Task objective ::
Report each line of the records where "chevron" occurs.

[Excerpts from an interface dataset]

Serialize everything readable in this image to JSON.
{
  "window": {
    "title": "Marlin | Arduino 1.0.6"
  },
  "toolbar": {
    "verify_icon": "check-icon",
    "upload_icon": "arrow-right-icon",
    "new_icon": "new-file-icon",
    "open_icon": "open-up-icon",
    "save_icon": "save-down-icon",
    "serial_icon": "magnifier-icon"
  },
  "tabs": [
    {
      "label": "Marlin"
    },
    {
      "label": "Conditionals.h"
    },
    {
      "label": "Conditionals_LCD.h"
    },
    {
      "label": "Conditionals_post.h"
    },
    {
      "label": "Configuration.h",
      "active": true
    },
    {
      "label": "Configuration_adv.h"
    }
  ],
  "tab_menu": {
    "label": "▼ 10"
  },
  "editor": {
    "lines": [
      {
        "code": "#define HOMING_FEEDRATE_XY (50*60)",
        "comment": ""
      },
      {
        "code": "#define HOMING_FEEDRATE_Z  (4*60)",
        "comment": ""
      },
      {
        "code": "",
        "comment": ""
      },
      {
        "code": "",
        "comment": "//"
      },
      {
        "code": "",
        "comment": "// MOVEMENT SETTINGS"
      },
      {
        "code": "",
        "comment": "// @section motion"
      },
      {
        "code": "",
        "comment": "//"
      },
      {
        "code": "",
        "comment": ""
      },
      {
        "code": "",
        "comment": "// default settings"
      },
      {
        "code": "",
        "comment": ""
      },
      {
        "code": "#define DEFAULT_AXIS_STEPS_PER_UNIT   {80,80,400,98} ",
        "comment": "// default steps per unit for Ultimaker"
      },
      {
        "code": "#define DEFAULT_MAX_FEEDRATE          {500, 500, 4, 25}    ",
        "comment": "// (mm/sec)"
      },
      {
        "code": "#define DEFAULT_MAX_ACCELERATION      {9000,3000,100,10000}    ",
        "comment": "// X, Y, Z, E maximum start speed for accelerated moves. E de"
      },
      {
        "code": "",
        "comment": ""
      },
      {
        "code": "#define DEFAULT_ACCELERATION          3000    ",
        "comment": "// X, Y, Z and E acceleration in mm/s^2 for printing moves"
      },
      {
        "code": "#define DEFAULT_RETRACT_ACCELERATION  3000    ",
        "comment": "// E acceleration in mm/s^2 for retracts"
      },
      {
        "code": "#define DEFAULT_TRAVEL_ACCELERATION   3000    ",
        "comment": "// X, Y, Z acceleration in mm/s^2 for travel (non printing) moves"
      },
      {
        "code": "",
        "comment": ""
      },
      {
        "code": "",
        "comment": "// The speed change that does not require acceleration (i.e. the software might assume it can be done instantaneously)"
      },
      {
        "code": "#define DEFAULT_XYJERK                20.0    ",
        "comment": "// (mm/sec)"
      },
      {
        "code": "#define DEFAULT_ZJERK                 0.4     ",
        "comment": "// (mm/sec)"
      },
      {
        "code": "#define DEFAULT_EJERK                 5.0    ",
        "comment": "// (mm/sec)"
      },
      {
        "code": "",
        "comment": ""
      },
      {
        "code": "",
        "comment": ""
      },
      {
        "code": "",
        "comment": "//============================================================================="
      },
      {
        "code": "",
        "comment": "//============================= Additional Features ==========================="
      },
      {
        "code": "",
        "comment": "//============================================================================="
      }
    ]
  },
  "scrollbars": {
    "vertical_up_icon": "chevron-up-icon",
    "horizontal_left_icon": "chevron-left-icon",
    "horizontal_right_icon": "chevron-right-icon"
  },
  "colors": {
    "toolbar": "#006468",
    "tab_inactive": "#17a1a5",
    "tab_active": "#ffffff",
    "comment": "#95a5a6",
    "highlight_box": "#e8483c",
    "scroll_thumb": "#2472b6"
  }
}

Answer box ::
    "vertical_up_icon": "chevron-up-icon",
    "horizontal_left_icon": "chevron-left-icon",
    "horizontal_right_icon": "chevron-right-icon"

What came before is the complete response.